DATA TO PROCESS:

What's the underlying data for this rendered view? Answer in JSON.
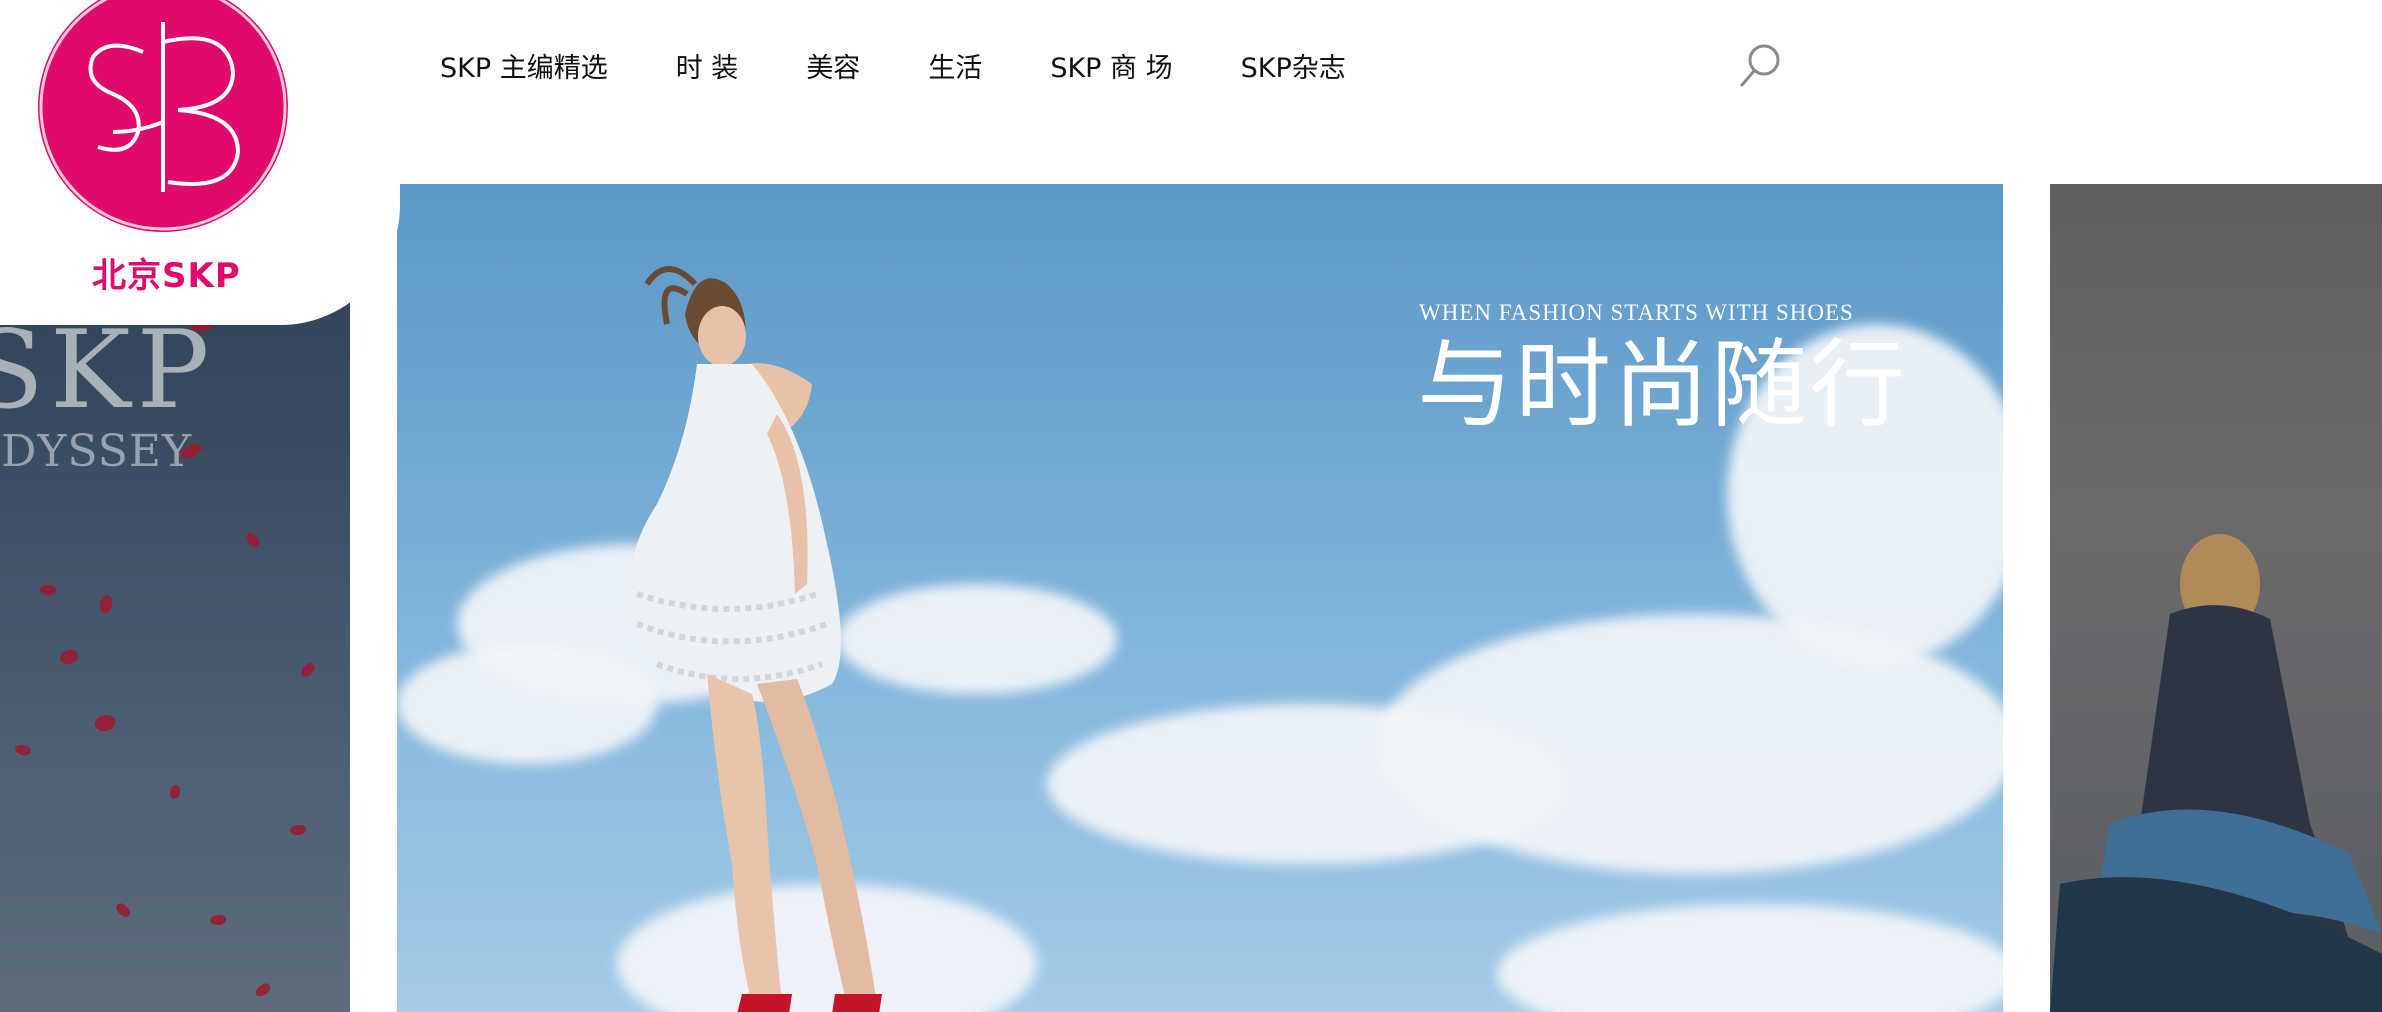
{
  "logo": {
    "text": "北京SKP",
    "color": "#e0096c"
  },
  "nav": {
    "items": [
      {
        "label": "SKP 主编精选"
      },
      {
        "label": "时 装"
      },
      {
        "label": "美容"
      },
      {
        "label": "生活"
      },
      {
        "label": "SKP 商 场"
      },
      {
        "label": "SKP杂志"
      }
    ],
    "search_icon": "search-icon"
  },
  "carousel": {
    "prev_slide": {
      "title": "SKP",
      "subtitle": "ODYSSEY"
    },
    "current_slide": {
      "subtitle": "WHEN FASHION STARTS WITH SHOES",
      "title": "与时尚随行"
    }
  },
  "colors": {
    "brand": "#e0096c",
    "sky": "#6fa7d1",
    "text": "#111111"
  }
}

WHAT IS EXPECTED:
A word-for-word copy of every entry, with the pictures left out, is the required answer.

RESPONSE TO THE EXERCISE:
What's the underlying data for this rendered view? Answer in JSON.
{
  "logo": {
    "text": "北京SKP",
    "color": "#e0096c"
  },
  "nav": {
    "items": [
      {
        "label": "SKP 主编精选"
      },
      {
        "label": "时 装"
      },
      {
        "label": "美容"
      },
      {
        "label": "生活"
      },
      {
        "label": "SKP 商 场"
      },
      {
        "label": "SKP杂志"
      }
    ],
    "search_icon": "search-icon"
  },
  "carousel": {
    "prev_slide": {
      "title": "SKP",
      "subtitle": "ODYSSEY"
    },
    "current_slide": {
      "subtitle": "WHEN FASHION STARTS WITH SHOES",
      "title": "与时尚随行"
    }
  },
  "colors": {
    "brand": "#e0096c",
    "sky": "#6fa7d1",
    "text": "#111111"
  }
}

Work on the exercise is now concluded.